Urologist Dr. Dileep Bhat explains the low dose brachytherapy radiation procedure for treated early stage prostate cancer.
Brachytherapy is an advanced cancer treatment often referred to as internal radiation. Nancy Naeve Brown met the very first brachytherapy patient at Avera Queen of Peace to find out how this once prostate cancer patient is doing 5 months later.
Kim Cross owns and operates "Merchandise Outlet Western Ware" on Mitchell's main street which means he wears many hats inside his store. That's exactly what worried him when he found out this summer (2010) he had early stage prostate cancer.
Kim says, "Dr. Bhat suggested taking my prostate completely out and I didn't want my stomach cut open too bad."
Kim's Urologist Dr. Dileep Bhat teamed up with Radiation Oncologist Dr. Stephen Dick, to perform the first low dose brachytherapy procedure in Mitchell at Avera Queen of Peace hospital. When used for prostate cancer patients it's outpatient surgery done in the operating room.
Radiation Oncologist at Avera Queen of Peace Dr. Stephen Dick says, "There is no cutting, we place needles inside the prostate gland, put radioactive seeds in the gland, pull the needles out and you're done."
Since its internal radiation other areas of the body aren't exposed like external beam radiation not to mention the frequency of that treatment. If Kim had opted for that he would have been coming to the Cancer Center Monday through Friday for 2 months. Surgery wasn't for him either.
Urologist Dr. Dileep Bhat it saves the patient a big operation and typically with radical prostatectomy you will be in the hospital at least 1 or 2 days and go home with a catheter for at least a week or more. It's a much bigger surgery. This is not for all patients with prostate cancer only a select group who have early stage, low grade.
Brachytherapy was not only a good option for Kim, it was really his only option. He didn't want to have to close the store because if it's closed, he's not selling any clothes.

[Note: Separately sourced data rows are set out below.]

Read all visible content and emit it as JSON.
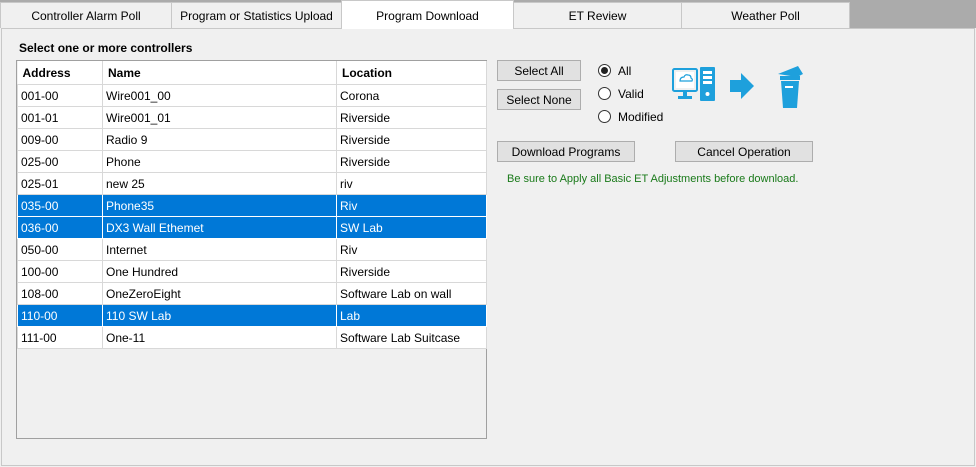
{
  "tabs": [
    {
      "label": "Controller Alarm Poll",
      "active": false
    },
    {
      "label": "Program or Statistics Upload",
      "active": false
    },
    {
      "label": "Program Download",
      "active": true
    },
    {
      "label": "ET Review",
      "active": false
    },
    {
      "label": "Weather Poll",
      "active": false
    }
  ],
  "heading": "Select one or more controllers",
  "table": {
    "columns": [
      "Address",
      "Name",
      "Location"
    ],
    "rows": [
      {
        "address": "001-00",
        "name": "Wire001_00",
        "location": "Corona",
        "selected": false
      },
      {
        "address": "001-01",
        "name": "Wire001_01",
        "location": "Riverside",
        "selected": false
      },
      {
        "address": "009-00",
        "name": "Radio 9",
        "location": "Riverside",
        "selected": false
      },
      {
        "address": "025-00",
        "name": "Phone",
        "location": "Riverside",
        "selected": false
      },
      {
        "address": "025-01",
        "name": "new 25",
        "location": "riv",
        "selected": false
      },
      {
        "address": "035-00",
        "name": "Phone35",
        "location": "Riv",
        "selected": true
      },
      {
        "address": "036-00",
        "name": "DX3 Wall Ethemet",
        "location": "SW Lab",
        "selected": true
      },
      {
        "address": "050-00",
        "name": "Internet",
        "location": "Riv",
        "selected": false
      },
      {
        "address": "100-00",
        "name": "One Hundred",
        "location": "Riverside",
        "selected": false
      },
      {
        "address": "108-00",
        "name": "OneZeroEight",
        "location": "Software Lab on wall",
        "selected": false
      },
      {
        "address": "110-00",
        "name": "110 SW Lab",
        "location": "Lab",
        "selected": true
      },
      {
        "address": "111-00",
        "name": "One-11",
        "location": "Software Lab Suitcase",
        "selected": false
      }
    ]
  },
  "buttons": {
    "select_all": "Select All",
    "select_none": "Select None",
    "download": "Download Programs",
    "cancel": "Cancel Operation"
  },
  "filter": {
    "options": [
      "All",
      "Valid",
      "Modified"
    ],
    "selected": "All"
  },
  "note": "Be sure to Apply all Basic ET Adjustments before download.",
  "colors": {
    "selection": "#0078d7",
    "note": "#1a7a1a",
    "icon": "#1ea0dc"
  },
  "icons": [
    "computer-icon",
    "arrow-right-icon",
    "controller-icon"
  ]
}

Kim says, "If they would have taken my prostate out it would have been a major surgery. I would have had to wear a catheter on the outside of my leg for a while. I didn't want to do that with my job. So this was great."
Kim had his procedure in the morning on June 2 and was back to work by noon; probably a little earlier than he should have, and now this small business owner who wears many hats will proudly take "cancer survivor" as a feather in his cap.
Doctors recommend getting your PSA levels tested starting at age 50, earlier if you have prostate cancer in your family. If caught early, it can be treated and cured.